Juan Antonio Samaranch at the inauguration of the Stadium.

Juan Antonio Samaranch fue el encargado de pulsar el botón que iluminó de facto las torres del nuevo coliseo granota mientras sobre el césped estaban dispuestas las distintas secciones de la institución con sus respectivas banderas. Antonio Román impuso a Samaranch la medalla de oro de la sociedad levantinista. Matías Prats ejerció de cicerone del evento mientras que Elisa Bau Carpi realizó el saque de honor convertida en la primera madrina del club. Tras el protocolo aparecieron sobre el terreno de juego los jugadores del Valencia y Levante. Se mantenía incólume una tradición que unía a ambos clubes desde la noche de los tiempos. El Valencia fue el team invitado en la inauguración del Campo de La Cruz en septiembre de 1922 y el Levante correspondió en el estreno de Mestalla en 1923. Mut, Martín, Campos, Blasco, Suárez, Ruiz, García Soriano, José, Navarro, Genaro y Fuertes conformaron la primera alineación azulgrana sobre el tapiz verde del nuevo edificio. Adelardo, Sol, Aníbal, Antón, Roberto, Vilar, Fuertes, Guillot, Valdo y Poli opusieron resistencia. El triunfo fue para la escuadra de Mestalla, aunque fue Genaro el protagonista del partido al conseguir perforar la meta de Adelardo, si bien el colegiado de la contienda denegó la validez del que hubiera sido el primer gol del Estadio Antonio Román.

Panorámica de El Estadio Ciutat de València en un derbi.

The stadium has had several different names since its inception. Levante debuted at the Estadio Antonio Román as a tenant in the Third Division in the 1969-1970 season, during the seventies and eighties it was called Nou Estadi and since the late nineties it has been renamed Ciutat de València in an attempt to link Levante to its immediate surroundings, a measure that Manuel Grau Torralba tried to put into practice. On the pitch of the Granota coliseum, matches have been played at all levels of professional football. In the 2004-2005 season, it made its debut as a first division stadium with a match between Levante and Racing Santander (3-1). On 3 September 2004, it hosted a friendly match between the Spanish senior national team and Scotland, which was cancelled due to heavy rain in Valencia.
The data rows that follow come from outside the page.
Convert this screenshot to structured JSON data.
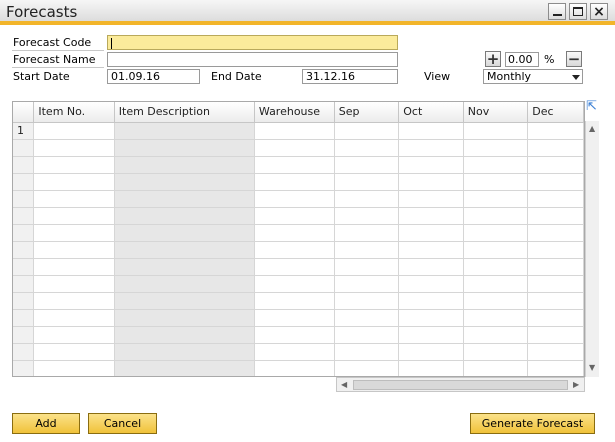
{
  "window": {
    "title": "Forecasts"
  },
  "header": {
    "forecast_code_label": "Forecast Code",
    "forecast_code_value": "",
    "forecast_name_label": "Forecast Name",
    "forecast_name_value": "",
    "start_date_label": "Start Date",
    "start_date_value": "01.09.16",
    "end_date_label": "End Date",
    "end_date_value": "31.12.16",
    "percent_value": "0.00",
    "percent_symbol": "%",
    "view_label": "View",
    "view_value": "Monthly"
  },
  "grid": {
    "columns": [
      "",
      "Item No.",
      "Item Description",
      "Warehouse",
      "Sep",
      "Oct",
      "Nov",
      "Dec"
    ],
    "first_row_number": "1"
  },
  "buttons": {
    "add": "Add",
    "cancel": "Cancel",
    "generate": "Generate Forecast"
  },
  "icons": {
    "increase": "plus-icon",
    "decrease": "minus-icon",
    "expand": "expand-arrow-icon"
  },
  "colors": {
    "accent": "#f2b52a",
    "active_field": "#fbeb9b",
    "button": "#f0c23a"
  }
}
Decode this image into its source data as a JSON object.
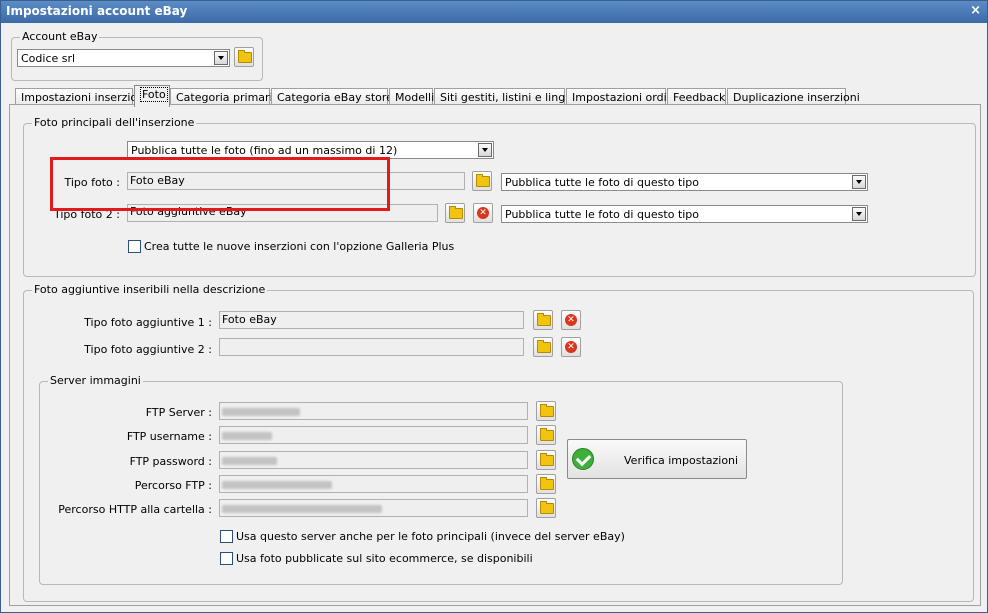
{
  "window": {
    "title": "Impostazioni account eBay",
    "close_label": "×"
  },
  "account": {
    "legend": "Account eBay",
    "selected": "Codice srl"
  },
  "tabs": [
    {
      "label": "Impostazioni inserzioni"
    },
    {
      "label": "Foto"
    },
    {
      "label": "Categoria primaria"
    },
    {
      "label": "Categoria eBay store"
    },
    {
      "label": "Modelli"
    },
    {
      "label": "Siti gestiti, listini e lingue"
    },
    {
      "label": "Impostazioni ordini"
    },
    {
      "label": "Feedback"
    },
    {
      "label": "Duplicazione inserzioni"
    }
  ],
  "foto_principali": {
    "legend": "Foto principali dell'inserzione",
    "publish_select": "Pubblica tutte le foto (fino ad un massimo di 12)",
    "tipo_foto_label": "Tipo foto :",
    "tipo_foto_value": "Foto eBay",
    "tipo_foto_select": "Pubblica tutte le foto di questo tipo",
    "tipo_foto2_label": "Tipo foto 2 :",
    "tipo_foto2_value": "Foto aggiuntive eBay",
    "tipo_foto2_select": "Pubblica tutte le foto di questo tipo",
    "galleria_plus_label": "Crea tutte le nuove inserzioni con l'opzione Galleria Plus"
  },
  "foto_aggiuntive": {
    "legend": "Foto aggiuntive inseribili nella descrizione",
    "tipo1_label": "Tipo foto aggiuntive 1 :",
    "tipo1_value": "Foto eBay",
    "tipo2_label": "Tipo foto aggiuntive 2 :",
    "tipo2_value": ""
  },
  "server": {
    "legend": "Server immagini",
    "ftp_server_label": "FTP Server :",
    "ftp_username_label": "FTP username :",
    "ftp_password_label": "FTP password :",
    "percorso_ftp_label": "Percorso FTP :",
    "percorso_http_label": "Percorso HTTP alla cartella :",
    "verify_label": "Verifica impostazioni",
    "use_server_label": "Usa questo server anche per le foto principali (invece del server eBay)",
    "use_site_label": "Usa foto pubblicate sul sito ecommerce, se disponibili"
  }
}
It was the last preparation match for the national team coached by Luis Aragonés before the start of the qualifiers for the World Cup in Germany. The national team returned to Orriols ten years later in a qualifier for the 2016 European Championships. On that day, Spain crushed Macedonia (5-1). Before that, in September 2012, a match against Helsingborg marked the start of an exciting projection into Old Europe through the Europa League.